§ **Records from a collection**:

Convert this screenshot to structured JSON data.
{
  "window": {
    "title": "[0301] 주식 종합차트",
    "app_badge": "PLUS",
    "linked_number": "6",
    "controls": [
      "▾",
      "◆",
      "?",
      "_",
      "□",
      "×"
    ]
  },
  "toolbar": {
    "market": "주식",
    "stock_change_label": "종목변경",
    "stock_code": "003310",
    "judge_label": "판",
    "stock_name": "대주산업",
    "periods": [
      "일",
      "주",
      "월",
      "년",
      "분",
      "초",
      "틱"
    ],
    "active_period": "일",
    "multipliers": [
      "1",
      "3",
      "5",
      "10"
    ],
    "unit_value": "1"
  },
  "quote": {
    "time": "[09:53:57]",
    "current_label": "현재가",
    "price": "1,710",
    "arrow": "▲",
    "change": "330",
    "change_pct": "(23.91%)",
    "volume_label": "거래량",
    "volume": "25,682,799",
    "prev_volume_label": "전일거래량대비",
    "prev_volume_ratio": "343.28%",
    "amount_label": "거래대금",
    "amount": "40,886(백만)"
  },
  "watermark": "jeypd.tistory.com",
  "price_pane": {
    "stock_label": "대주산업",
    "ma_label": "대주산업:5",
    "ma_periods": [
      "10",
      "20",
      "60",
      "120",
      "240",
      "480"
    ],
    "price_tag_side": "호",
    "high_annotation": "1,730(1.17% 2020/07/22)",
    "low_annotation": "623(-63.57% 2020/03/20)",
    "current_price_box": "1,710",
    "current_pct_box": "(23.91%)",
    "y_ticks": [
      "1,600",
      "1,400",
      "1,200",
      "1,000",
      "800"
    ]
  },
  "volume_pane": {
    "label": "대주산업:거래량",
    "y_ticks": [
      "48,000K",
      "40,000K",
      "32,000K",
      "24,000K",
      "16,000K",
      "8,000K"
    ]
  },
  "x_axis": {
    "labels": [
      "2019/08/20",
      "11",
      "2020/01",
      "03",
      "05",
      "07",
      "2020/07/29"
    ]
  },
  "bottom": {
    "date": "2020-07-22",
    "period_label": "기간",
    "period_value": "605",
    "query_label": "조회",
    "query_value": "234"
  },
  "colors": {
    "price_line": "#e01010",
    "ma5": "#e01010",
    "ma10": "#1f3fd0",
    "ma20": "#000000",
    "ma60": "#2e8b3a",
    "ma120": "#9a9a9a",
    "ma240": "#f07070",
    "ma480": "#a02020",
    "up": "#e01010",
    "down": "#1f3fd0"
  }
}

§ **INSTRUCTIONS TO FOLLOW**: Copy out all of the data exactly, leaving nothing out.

§ **WRITTEN SOLUTION**:
Convert this screenshot to structured JSON data.
{
  "window": {
    "title": "[0301] 주식 종합차트",
    "app_badge": "PLUS",
    "linked_number": "6",
    "controls": [
      "▾",
      "◆",
      "?",
      "_",
      "□",
      "×"
    ]
  },
  "toolbar": {
    "market": "주식",
    "stock_change_label": "종목변경",
    "stock_code": "003310",
    "judge_label": "판",
    "stock_name": "대주산업",
    "periods": [
      "일",
      "주",
      "월",
      "년",
      "분",
      "초",
      "틱"
    ],
    "active_period": "일",
    "multipliers": [
      "1",
      "3",
      "5",
      "10"
    ],
    "unit_value": "1"
  },
  "quote": {
    "time": "[09:53:57]",
    "current_label": "현재가",
    "price": "1,710",
    "arrow": "▲",
    "change": "330",
    "change_pct": "(23.91%)",
    "volume_label": "거래량",
    "volume": "25,682,799",
    "prev_volume_label": "전일거래량대비",
    "prev_volume_ratio": "343.28%",
    "amount_label": "거래대금",
    "amount": "40,886(백만)"
  },
  "watermark": "jeypd.tistory.com",
  "price_pane": {
    "stock_label": "대주산업",
    "ma_label": "대주산업:5",
    "ma_periods": [
      "10",
      "20",
      "60",
      "120",
      "240",
      "480"
    ],
    "price_tag_side": "호",
    "high_annotation": "1,730(1.17% 2020/07/22)",
    "low_annotation": "623(-63.57% 2020/03/20)",
    "current_price_box": "1,710",
    "current_pct_box": "(23.91%)",
    "y_ticks": [
      "1,600",
      "1,400",
      "1,200",
      "1,000",
      "800"
    ]
  },
  "volume_pane": {
    "label": "대주산업:거래량",
    "y_ticks": [
      "48,000K",
      "40,000K",
      "32,000K",
      "24,000K",
      "16,000K",
      "8,000K"
    ]
  },
  "x_axis": {
    "labels": [
      "2019/08/20",
      "11",
      "2020/01",
      "03",
      "05",
      "07",
      "2020/07/29"
    ]
  },
  "bottom": {
    "date": "2020-07-22",
    "period_label": "기간",
    "period_value": "605",
    "query_label": "조회",
    "query_value": "234"
  },
  "colors": {
    "price_line": "#e01010",
    "ma5": "#e01010",
    "ma10": "#1f3fd0",
    "ma20": "#000000",
    "ma60": "#2e8b3a",
    "ma120": "#9a9a9a",
    "ma240": "#f07070",
    "ma480": "#a02020",
    "up": "#e01010",
    "down": "#1f3fd0"
  }
}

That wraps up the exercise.